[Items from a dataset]

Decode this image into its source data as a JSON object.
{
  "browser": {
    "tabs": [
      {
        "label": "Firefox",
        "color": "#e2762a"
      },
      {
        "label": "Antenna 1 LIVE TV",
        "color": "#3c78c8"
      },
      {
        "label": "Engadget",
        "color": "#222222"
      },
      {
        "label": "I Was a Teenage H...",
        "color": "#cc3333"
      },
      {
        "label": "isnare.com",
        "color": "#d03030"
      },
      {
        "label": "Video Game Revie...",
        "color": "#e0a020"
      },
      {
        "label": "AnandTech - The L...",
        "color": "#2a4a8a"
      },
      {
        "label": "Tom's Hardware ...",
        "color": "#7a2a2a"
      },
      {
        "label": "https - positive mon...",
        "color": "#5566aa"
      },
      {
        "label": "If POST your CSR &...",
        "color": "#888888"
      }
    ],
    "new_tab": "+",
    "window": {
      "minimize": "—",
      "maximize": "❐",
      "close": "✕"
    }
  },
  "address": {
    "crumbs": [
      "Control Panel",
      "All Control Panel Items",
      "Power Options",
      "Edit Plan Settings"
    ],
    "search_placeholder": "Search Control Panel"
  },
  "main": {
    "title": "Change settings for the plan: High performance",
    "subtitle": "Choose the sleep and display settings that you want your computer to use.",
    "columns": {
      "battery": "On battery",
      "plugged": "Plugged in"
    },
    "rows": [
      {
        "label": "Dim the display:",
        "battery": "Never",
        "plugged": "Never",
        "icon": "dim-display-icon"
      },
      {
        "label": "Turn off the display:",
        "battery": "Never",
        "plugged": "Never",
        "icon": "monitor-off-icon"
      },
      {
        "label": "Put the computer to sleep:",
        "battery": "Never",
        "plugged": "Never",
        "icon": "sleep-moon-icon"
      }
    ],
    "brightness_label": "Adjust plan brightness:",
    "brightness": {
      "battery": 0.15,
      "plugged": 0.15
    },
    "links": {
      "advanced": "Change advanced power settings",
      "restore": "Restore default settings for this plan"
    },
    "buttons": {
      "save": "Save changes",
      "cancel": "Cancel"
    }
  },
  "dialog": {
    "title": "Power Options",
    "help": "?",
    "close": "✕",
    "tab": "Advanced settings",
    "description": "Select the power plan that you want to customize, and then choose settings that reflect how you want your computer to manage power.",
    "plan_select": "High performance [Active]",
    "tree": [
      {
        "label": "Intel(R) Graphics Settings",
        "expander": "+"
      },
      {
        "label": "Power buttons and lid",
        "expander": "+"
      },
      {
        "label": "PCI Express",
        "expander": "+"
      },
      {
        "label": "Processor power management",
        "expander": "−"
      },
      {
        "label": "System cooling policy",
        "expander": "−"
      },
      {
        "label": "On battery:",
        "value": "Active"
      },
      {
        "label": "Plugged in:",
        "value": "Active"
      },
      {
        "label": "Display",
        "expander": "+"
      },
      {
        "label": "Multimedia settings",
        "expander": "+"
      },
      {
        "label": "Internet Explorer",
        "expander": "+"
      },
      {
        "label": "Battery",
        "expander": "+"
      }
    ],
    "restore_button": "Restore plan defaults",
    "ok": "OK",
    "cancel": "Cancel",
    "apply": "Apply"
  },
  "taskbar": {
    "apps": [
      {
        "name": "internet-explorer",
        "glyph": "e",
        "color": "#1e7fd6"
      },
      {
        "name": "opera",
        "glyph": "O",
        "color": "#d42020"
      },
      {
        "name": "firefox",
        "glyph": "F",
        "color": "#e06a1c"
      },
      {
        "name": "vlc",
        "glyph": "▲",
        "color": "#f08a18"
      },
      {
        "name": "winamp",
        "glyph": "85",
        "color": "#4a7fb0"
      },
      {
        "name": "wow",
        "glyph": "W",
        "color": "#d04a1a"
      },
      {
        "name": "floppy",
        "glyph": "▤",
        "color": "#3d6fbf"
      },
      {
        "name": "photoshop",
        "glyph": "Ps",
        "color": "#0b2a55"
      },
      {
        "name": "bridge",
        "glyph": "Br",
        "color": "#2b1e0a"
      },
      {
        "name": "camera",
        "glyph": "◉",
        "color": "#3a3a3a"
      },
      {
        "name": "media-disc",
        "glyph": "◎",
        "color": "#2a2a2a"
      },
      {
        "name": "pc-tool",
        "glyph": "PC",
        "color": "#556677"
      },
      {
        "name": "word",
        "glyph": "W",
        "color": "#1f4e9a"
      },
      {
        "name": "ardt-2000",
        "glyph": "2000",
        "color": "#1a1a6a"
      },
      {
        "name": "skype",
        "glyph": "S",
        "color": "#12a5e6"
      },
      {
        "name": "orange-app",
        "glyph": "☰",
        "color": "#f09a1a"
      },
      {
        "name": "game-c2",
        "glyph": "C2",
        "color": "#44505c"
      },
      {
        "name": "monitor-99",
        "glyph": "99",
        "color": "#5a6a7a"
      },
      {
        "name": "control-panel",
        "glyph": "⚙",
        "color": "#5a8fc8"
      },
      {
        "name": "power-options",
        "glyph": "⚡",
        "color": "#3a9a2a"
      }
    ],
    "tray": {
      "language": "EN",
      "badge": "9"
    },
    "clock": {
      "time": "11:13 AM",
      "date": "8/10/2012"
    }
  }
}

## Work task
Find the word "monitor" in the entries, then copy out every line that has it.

## Problem solution
        "icon": "monitor-off-icon"
        "name": "monitor-99",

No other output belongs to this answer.